Lines containing the word "text" are the ones to copy from the records below.
______________________________
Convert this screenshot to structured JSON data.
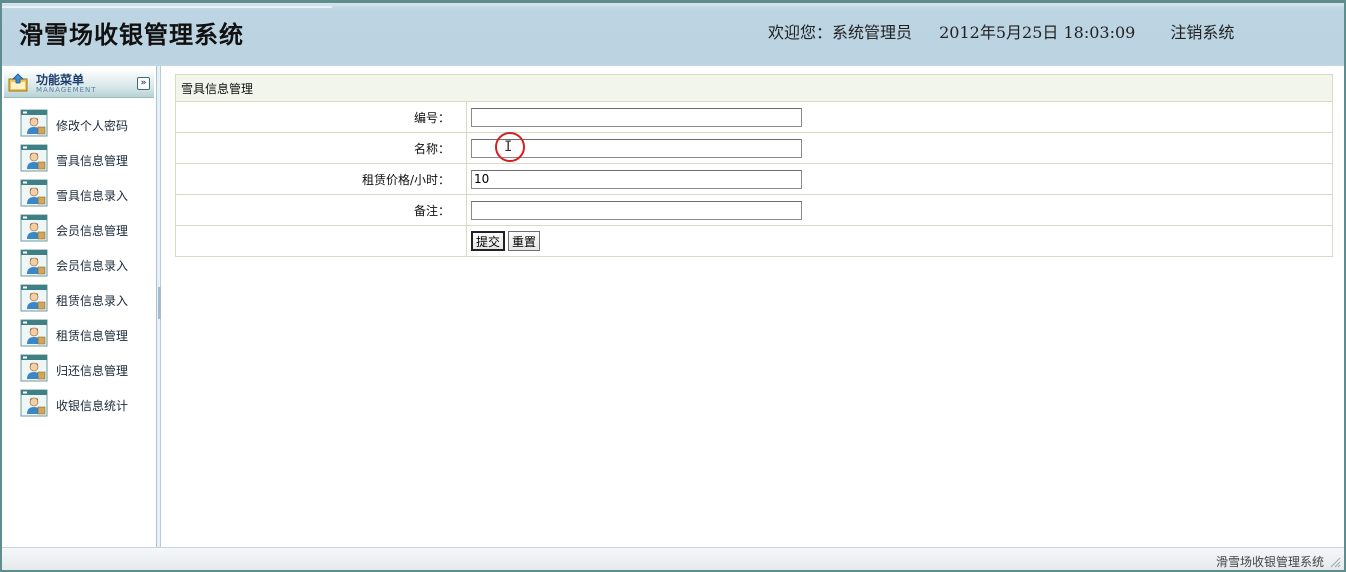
{
  "header": {
    "app_title": "滑雪场收银管理系统",
    "welcome": "欢迎您：系统管理员",
    "datetime": "2012年5月25日  18:03:09",
    "logout": "注销系统"
  },
  "sidebar": {
    "menu_title": "功能菜单",
    "menu_subtitle": "MANAGEMENT",
    "toggle_icon": "chevron-double-down-icon",
    "items": [
      {
        "label": "修改个人密码",
        "icon": "user-window-icon"
      },
      {
        "label": "雪具信息管理",
        "icon": "user-window-icon"
      },
      {
        "label": "雪具信息录入",
        "icon": "user-window-icon"
      },
      {
        "label": "会员信息管理",
        "icon": "user-window-icon"
      },
      {
        "label": "会员信息录入",
        "icon": "user-window-icon"
      },
      {
        "label": "租赁信息录入",
        "icon": "user-window-icon"
      },
      {
        "label": "租赁信息管理",
        "icon": "user-window-icon"
      },
      {
        "label": "归还信息管理",
        "icon": "user-window-icon"
      },
      {
        "label": "收银信息统计",
        "icon": "user-window-icon"
      }
    ]
  },
  "form": {
    "section_title": "雪具信息管理",
    "fields": [
      {
        "label": "编号：",
        "value": "",
        "placeholder": ""
      },
      {
        "label": "名称：",
        "value": "",
        "placeholder": ""
      },
      {
        "label": "租赁价格/小时：",
        "value": "10",
        "placeholder": ""
      },
      {
        "label": "备注：",
        "value": "",
        "placeholder": ""
      }
    ],
    "submit_label": "提交",
    "reset_label": "重置"
  },
  "statusbar": {
    "text": "滑雪场收银管理系统"
  },
  "colors": {
    "header_bg": "#bcd3e1",
    "frame_border": "#5f8c8c",
    "table_border": "#d7dcc0",
    "cursor_ring": "#d62020"
  }
}
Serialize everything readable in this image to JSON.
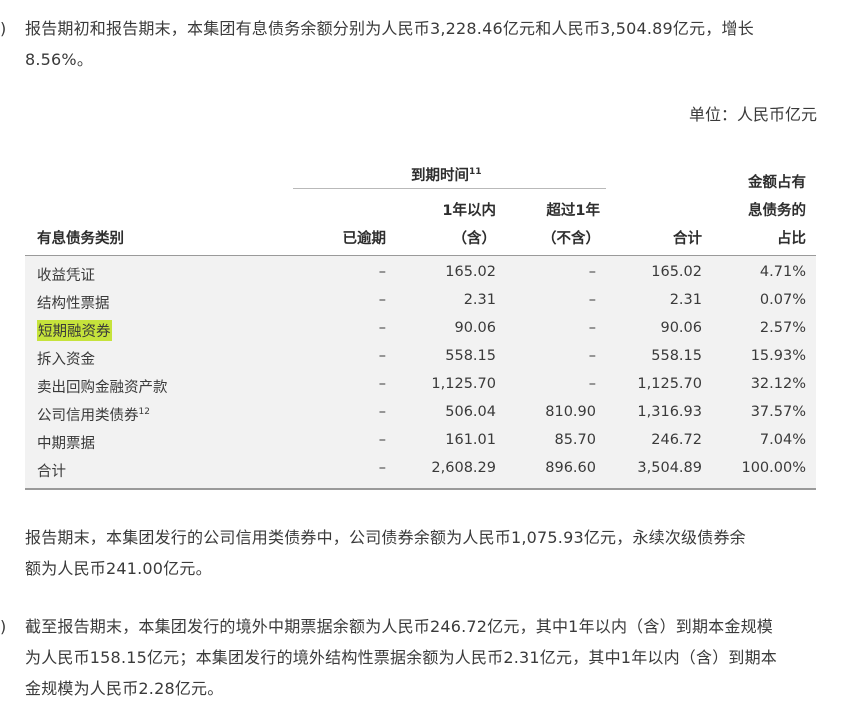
{
  "para1": {
    "bracket": ")",
    "line1": "报告期初和报告期末，本集团有息债务余额分别为人民币3,228.46亿元和人民币3,504.89亿元，增长",
    "line2": "8.56%。"
  },
  "unit": "单位：人民币亿元",
  "table": {
    "group_header": "到期时间",
    "group_header_sup": "11",
    "headers": {
      "category": "有息债务类别",
      "overdue": "已逾期",
      "within1_a": "1年以内",
      "within1_b": "（含）",
      "over1_a": "超过1年",
      "over1_b": "（不含）",
      "total": "合计",
      "ratio_a": "金额占有",
      "ratio_b": "息债务的",
      "ratio_c": "占比"
    },
    "rows": [
      {
        "category": "收益凭证",
        "sup": "",
        "overdue": "–",
        "within1": "165.02",
        "over1": "–",
        "total": "165.02",
        "ratio": "4.71%"
      },
      {
        "category": "结构性票据",
        "sup": "",
        "overdue": "–",
        "within1": "2.31",
        "over1": "–",
        "total": "2.31",
        "ratio": "0.07%"
      },
      {
        "category": "短期融资券",
        "sup": "",
        "overdue": "–",
        "within1": "90.06",
        "over1": "–",
        "total": "90.06",
        "ratio": "2.57%"
      },
      {
        "category": "拆入资金",
        "sup": "",
        "overdue": "–",
        "within1": "558.15",
        "over1": "–",
        "total": "558.15",
        "ratio": "15.93%"
      },
      {
        "category": "卖出回购金融资产款",
        "sup": "",
        "overdue": "–",
        "within1": "1,125.70",
        "over1": "–",
        "total": "1,125.70",
        "ratio": "32.12%"
      },
      {
        "category": "公司信用类债券",
        "sup": "12",
        "overdue": "–",
        "within1": "506.04",
        "over1": "810.90",
        "total": "1,316.93",
        "ratio": "37.57%"
      },
      {
        "category": "中期票据",
        "sup": "",
        "overdue": "–",
        "within1": "161.01",
        "over1": "85.70",
        "total": "246.72",
        "ratio": "7.04%"
      },
      {
        "category": "合计",
        "sup": "",
        "overdue": "–",
        "within1": "2,608.29",
        "over1": "896.60",
        "total": "3,504.89",
        "ratio": "100.00%"
      }
    ]
  },
  "para2": {
    "line1": "报告期末，本集团发行的公司信用类债券中，公司债券余额为人民币1,075.93亿元，永续次级债券余",
    "line2": "额为人民币241.00亿元。"
  },
  "para3": {
    "bracket": ")",
    "line1": "截至报告期末，本集团发行的境外中期票据余额为人民币246.72亿元，其中1年以内（含）到期本金规模",
    "line2": "为人民币158.15亿元；本集团发行的境外结构性票据余额为人民币2.31亿元，其中1年以内（含）到期本",
    "line3": "金规模为人民币2.28亿元。"
  },
  "colors": {
    "highlight": "#c6e33b",
    "table_bg": "#f2f2f2",
    "text": "#3a3a3a"
  }
}
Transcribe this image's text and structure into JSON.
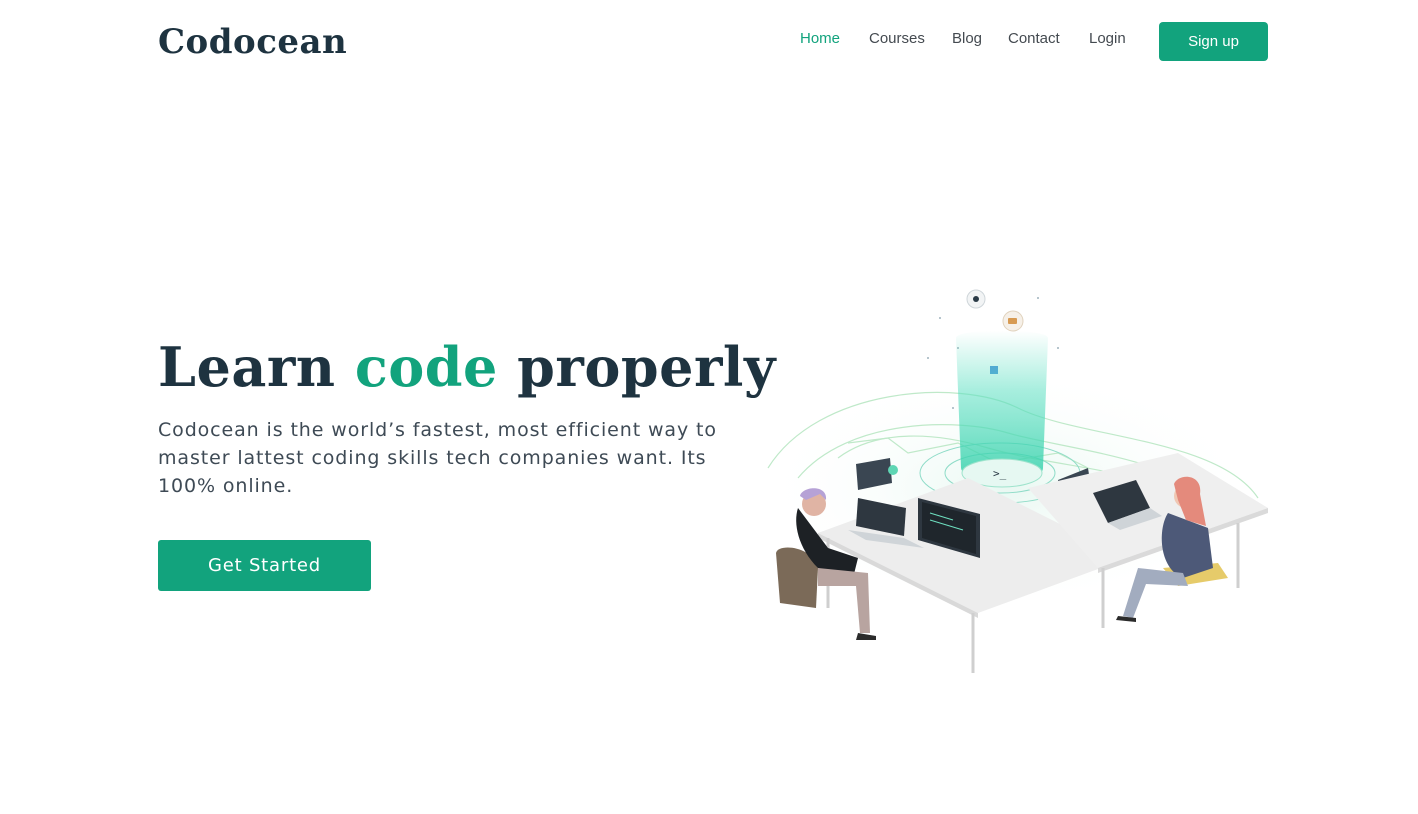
{
  "brand": {
    "name": "Codocean"
  },
  "nav": {
    "items": [
      {
        "label": "Home",
        "active": true
      },
      {
        "label": "Courses",
        "active": false
      },
      {
        "label": "Blog",
        "active": false
      },
      {
        "label": "Contact",
        "active": false
      },
      {
        "label": "Login",
        "active": false
      }
    ],
    "signup_label": "Sign up"
  },
  "hero": {
    "headline": {
      "part1": "Learn ",
      "accent": "code",
      "part2": " properly"
    },
    "description": "Codocean is the world’s fastest, most efficient way to master lattest coding skills tech companies want. Its 100% online.",
    "cta_label": "Get Started"
  },
  "illustration": {
    "terminal_prompt": ">_"
  },
  "colors": {
    "accent": "#12a37d",
    "heading": "#1e3340",
    "text": "#3e4a55"
  }
}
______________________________
### Output for this exercise
    "text": "滑雪场收银管理系统"
    "text": "#3a3a3a"
Transcribe this image's text and structure into JSON.
    "text": "#3e4a55"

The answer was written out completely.